(Recasts, adds fresh quote)
* Euro eases below $1.1400 as German yields dip
* ECB’s Draghi reaffirms commitment to QE
* Upcoming data awaited for clues on U.S. outlook
By Anirban Nag
LONDON, May 15 (Reuters) - The euro fell below $1.14 on Friday, its first drop after three days of gains, as a recent spike in German Bund yields stalled, while dollar buyers eyed U.S. data for clues on whether the economy was recovering from its winter chill.
Traders said speculators have been trimming short positions in the euro this week and the trend was likely to support the currency at lower levels. On the other hand, the dollar index held near four-month lows amid uncertainty about when the Federal Reserve would start raising U.S. interest rates.

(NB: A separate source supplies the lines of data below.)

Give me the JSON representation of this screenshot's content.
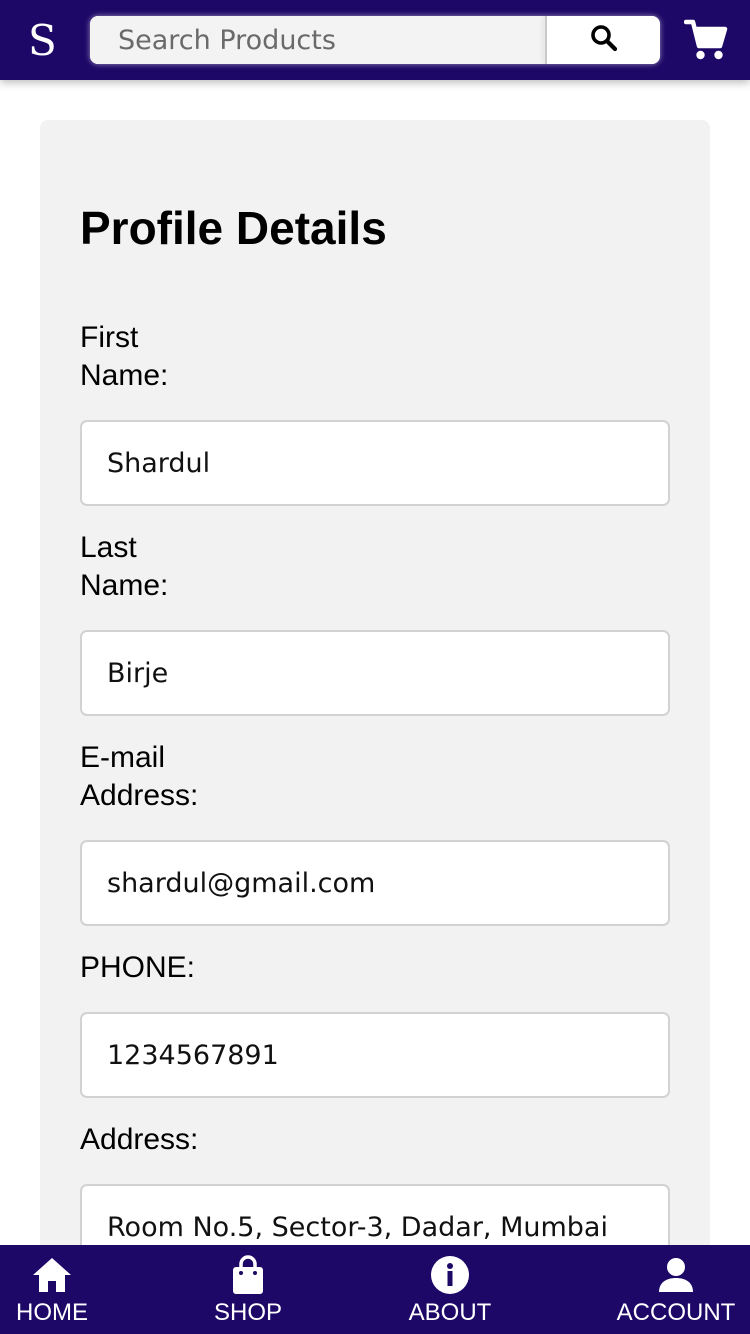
{
  "header": {
    "logo": "S",
    "search": {
      "placeholder": "Search Products",
      "value": ""
    },
    "icons": {
      "search": "search-icon",
      "cart": "cart-icon"
    },
    "colors": {
      "bar": "#1e0867",
      "search_bg": "#f3f3f3"
    }
  },
  "profile": {
    "title": "Profile Details",
    "fields": [
      {
        "label_line1": "First",
        "label_line2": "Name:",
        "value": "Shardul"
      },
      {
        "label_line1": "Last",
        "label_line2": "Name:",
        "value": "Birje"
      },
      {
        "label_line1": "E-mail",
        "label_line2": "Address:",
        "value": "shardul@gmail.com"
      },
      {
        "label": "PHONE:",
        "value": "1234567891"
      },
      {
        "label": "Address:",
        "value": "Room No.5, Sector-3, Dadar, Mumbai"
      }
    ],
    "colors": {
      "card_bg": "#f2f2f2",
      "field_border": "#d2d2d2"
    }
  },
  "nav": {
    "items": [
      {
        "label": "HOME",
        "icon": "home-icon"
      },
      {
        "label": "SHOP",
        "icon": "shopping-bag-icon"
      },
      {
        "label": "ABOUT",
        "icon": "info-icon"
      },
      {
        "label": "ACCOUNT",
        "icon": "person-icon"
      }
    ],
    "colors": {
      "bar": "#1e0867",
      "fg": "#ffffff"
    }
  }
}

The euro fell 0.5 percent to $1.1355, off Thursday’s three-month high of $1.1445 but still 9 percent higher than the 12-year low of $1.0457 reached on March 16. That was the day the European Central Bank embarked on its one trillion-euro bond-buying programme, to which President Mario Draghi reiterated his commitment on Thursday.
“Draghi reaffirmed his commitment to QE yesterday and we think the corrective course for the euro has run its course,” said Manuel Oliveri FX strategist at Credit Agricole. “There isn’t much of an upside left.”
Part of the reason for the euro’s rebound has been improved euro zone data and rising inflation expectations. In contrast, first-quarter growth in the United States disappointed dollar bulls. Soft retail sales in April has left investors wondering if the Fed would raise rates later this year.
More importantly, the recent global bond market rout narrowed the yield gap between Bunds and U.S. Treasuries, supporting the euro. The gap between 10-year Bunds and Treasuries has shrunk to around 150 basis points, from around 180 bps about a month ago, making the euro more attractive to investors.
German Bund yields have stopped climbing - they were lower on Friday - but the gap remained at 153 basis points.
Traders said upcoming U.S. data will be the main driver for the dollar. U.S. data due later on Friday include industrial production for April and the University of Michigan’s preliminary May reading on consumer sentiment.
“Given the markets’ sensitivity to the strength of the US activity rebound in the second quarter, even relatively minor data releases are having disproportionate price impacts,” said Adam Cole, head of G10 FX strategy at RBC Capital. (additional reporting by Tomo Uetake; Editing by Dominic Evans, Larry King)